Using remote sensing for a macro view of marine litter pathways in the Philippines

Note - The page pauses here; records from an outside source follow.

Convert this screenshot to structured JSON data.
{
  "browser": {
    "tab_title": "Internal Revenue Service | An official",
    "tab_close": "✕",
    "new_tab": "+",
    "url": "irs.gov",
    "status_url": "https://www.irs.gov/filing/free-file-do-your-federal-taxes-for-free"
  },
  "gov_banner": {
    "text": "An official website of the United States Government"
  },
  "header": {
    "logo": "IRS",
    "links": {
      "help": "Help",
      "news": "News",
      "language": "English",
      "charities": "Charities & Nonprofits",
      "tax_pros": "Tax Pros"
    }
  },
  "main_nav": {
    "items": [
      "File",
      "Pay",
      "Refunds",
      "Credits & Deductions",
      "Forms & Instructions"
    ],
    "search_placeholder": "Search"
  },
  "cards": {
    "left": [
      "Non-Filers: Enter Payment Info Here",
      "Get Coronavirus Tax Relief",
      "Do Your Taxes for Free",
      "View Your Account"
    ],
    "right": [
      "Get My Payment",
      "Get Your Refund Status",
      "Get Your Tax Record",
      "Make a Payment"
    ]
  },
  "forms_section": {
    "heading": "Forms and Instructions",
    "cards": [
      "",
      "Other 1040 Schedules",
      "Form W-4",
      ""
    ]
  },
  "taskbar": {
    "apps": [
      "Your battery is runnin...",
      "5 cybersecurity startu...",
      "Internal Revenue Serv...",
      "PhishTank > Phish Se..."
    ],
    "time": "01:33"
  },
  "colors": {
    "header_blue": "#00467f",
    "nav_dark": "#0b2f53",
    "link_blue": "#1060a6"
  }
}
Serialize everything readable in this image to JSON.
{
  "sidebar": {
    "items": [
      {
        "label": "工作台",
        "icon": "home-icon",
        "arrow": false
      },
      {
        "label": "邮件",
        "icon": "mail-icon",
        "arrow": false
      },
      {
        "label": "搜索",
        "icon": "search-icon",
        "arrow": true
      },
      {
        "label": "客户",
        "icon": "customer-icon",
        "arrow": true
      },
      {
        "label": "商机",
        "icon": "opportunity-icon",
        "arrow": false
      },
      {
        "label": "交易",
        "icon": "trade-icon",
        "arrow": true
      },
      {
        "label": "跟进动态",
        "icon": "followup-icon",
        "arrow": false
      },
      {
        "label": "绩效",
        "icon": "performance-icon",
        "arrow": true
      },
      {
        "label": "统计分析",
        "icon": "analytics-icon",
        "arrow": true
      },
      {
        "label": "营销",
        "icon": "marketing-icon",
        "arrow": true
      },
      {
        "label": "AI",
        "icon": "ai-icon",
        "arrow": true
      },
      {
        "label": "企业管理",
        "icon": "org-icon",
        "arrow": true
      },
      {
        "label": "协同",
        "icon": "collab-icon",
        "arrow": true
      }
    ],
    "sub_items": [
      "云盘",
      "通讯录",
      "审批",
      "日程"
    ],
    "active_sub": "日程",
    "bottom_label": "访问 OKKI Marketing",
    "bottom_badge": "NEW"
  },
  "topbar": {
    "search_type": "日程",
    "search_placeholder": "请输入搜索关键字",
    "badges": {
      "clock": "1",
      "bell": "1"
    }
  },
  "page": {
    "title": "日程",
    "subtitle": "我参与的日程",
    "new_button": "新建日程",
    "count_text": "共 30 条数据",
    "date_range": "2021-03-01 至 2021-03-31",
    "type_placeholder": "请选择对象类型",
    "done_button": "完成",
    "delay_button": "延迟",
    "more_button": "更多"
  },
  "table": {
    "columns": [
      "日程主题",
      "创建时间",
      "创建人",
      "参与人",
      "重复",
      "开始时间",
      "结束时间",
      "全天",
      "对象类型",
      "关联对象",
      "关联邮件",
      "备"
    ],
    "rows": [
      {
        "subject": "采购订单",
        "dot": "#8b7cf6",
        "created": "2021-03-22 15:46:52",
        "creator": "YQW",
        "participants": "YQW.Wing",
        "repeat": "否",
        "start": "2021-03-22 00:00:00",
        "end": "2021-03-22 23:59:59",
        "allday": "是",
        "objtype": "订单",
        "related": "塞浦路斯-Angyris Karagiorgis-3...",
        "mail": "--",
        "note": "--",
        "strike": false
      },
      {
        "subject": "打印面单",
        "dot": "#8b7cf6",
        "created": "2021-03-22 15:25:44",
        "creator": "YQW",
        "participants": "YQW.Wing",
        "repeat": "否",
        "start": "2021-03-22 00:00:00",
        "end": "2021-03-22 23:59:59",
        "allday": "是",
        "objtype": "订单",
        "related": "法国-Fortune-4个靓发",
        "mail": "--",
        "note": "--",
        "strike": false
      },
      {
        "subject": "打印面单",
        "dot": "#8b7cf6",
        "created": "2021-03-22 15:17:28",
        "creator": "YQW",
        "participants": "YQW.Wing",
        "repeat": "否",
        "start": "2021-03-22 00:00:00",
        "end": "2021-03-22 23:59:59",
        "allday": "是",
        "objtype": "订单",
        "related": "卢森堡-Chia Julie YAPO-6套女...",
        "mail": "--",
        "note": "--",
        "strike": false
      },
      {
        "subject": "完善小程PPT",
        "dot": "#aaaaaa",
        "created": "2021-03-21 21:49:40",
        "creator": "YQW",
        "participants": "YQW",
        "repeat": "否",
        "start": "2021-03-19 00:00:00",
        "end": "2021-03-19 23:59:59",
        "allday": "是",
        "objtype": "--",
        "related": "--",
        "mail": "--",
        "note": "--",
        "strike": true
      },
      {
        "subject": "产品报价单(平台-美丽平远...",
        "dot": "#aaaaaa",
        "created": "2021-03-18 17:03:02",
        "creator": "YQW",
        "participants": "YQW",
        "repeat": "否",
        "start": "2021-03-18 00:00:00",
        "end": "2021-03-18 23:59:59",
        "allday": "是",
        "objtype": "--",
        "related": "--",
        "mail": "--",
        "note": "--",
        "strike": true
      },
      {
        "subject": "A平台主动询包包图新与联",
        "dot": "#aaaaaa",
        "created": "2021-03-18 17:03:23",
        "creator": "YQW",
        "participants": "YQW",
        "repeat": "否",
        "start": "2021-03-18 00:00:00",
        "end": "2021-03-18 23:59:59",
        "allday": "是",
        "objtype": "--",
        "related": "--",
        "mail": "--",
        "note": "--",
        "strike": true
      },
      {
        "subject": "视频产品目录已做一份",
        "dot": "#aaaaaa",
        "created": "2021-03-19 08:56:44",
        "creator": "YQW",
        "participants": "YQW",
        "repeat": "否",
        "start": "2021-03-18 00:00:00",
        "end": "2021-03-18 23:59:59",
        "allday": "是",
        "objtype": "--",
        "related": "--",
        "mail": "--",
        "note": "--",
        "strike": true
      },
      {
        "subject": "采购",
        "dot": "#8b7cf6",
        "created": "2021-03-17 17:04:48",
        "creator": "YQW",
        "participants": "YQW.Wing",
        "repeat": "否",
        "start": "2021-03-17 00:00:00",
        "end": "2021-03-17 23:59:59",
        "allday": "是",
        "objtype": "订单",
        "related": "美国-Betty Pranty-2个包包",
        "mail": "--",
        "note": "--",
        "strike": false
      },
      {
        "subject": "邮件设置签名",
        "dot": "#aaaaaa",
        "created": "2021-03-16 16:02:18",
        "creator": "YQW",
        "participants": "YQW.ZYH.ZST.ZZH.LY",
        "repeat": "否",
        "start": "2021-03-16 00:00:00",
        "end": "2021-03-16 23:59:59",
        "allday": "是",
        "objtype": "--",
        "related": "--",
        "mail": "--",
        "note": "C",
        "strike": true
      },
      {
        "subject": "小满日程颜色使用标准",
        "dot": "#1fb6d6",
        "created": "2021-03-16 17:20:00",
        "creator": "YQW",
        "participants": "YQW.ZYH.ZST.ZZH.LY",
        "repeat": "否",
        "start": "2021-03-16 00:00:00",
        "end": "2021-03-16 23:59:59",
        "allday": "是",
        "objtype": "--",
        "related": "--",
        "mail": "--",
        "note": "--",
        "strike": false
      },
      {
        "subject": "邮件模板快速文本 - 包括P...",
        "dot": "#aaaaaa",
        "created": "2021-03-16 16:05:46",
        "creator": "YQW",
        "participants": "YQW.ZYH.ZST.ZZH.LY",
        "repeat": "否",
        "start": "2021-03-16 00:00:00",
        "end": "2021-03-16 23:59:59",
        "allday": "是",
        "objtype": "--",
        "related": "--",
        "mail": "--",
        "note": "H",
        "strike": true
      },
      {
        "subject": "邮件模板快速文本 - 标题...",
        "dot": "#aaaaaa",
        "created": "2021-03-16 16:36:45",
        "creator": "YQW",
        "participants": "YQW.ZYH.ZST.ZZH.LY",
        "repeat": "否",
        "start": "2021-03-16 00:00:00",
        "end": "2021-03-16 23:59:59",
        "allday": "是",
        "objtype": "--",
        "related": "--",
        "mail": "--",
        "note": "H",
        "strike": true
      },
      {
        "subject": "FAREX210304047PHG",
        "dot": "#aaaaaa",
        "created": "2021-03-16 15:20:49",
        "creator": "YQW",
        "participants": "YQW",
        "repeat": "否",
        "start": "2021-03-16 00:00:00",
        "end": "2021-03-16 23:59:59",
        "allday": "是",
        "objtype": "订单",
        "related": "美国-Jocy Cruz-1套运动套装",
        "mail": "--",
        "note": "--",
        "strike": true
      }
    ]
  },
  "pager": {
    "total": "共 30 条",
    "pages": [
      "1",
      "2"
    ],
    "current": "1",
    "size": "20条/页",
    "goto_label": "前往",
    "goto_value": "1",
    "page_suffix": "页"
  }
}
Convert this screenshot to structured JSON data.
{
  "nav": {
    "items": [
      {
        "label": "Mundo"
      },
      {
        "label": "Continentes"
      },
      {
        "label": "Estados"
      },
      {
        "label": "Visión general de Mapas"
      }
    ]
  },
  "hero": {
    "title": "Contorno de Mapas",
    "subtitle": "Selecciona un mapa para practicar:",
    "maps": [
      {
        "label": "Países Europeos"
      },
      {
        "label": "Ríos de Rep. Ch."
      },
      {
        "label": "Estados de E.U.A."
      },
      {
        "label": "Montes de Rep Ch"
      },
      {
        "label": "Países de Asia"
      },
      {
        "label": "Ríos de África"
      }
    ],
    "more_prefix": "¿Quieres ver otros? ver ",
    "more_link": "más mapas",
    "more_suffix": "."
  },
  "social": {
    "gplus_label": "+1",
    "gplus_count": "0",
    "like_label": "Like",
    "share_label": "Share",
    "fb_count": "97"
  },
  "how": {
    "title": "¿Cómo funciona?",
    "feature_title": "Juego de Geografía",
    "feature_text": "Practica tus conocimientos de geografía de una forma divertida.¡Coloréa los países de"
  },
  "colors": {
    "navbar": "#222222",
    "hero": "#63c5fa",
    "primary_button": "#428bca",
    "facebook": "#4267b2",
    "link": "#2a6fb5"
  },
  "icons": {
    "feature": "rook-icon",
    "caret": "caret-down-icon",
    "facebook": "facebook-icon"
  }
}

The Pasig River in the Philippines is among one of world’s top plastic polluters, accounting for 21 per cent of the organic waste flow to Manila Bay, 70 per cent of which come from households. Tackling this enormous problem requires determining the scope of it. But when COVID-19 made field visits to collect data near impossible, the UNDP Philippines Accelerator Lab asked, “can existing satellite imagery data provide us with a safe, efficient and accurate method of generating insights on plastic waste production in Metro Manila?” Robust data is needed to better understand waste flow through cross-boundary tributaries that ultimately lead to Manila Bay. Insights from this data can inform better regulation, create policy harmonization and align implementation towards scaled impact and clean-up drives. With support from the government of Japan, the Lab engaged the Japan Manned Space Systems Corporation (JAMSS) to build a remote sensing model to detect plastic litter in the Metro Manila river system using available satellite image data. The Lab could gather a view of the state of the canal and river system around Pasig city from a vantage point of 800 kilometers above. Next, the Accelerator Lab will tap into citizen science to augment the satellite remote sensing data. This will also provide baseline information on how marine plastic disposal occurs in Metro Manila and raise awareness on the ill effects of marine plastic pollution by engaging the citizen researchers. Learn more here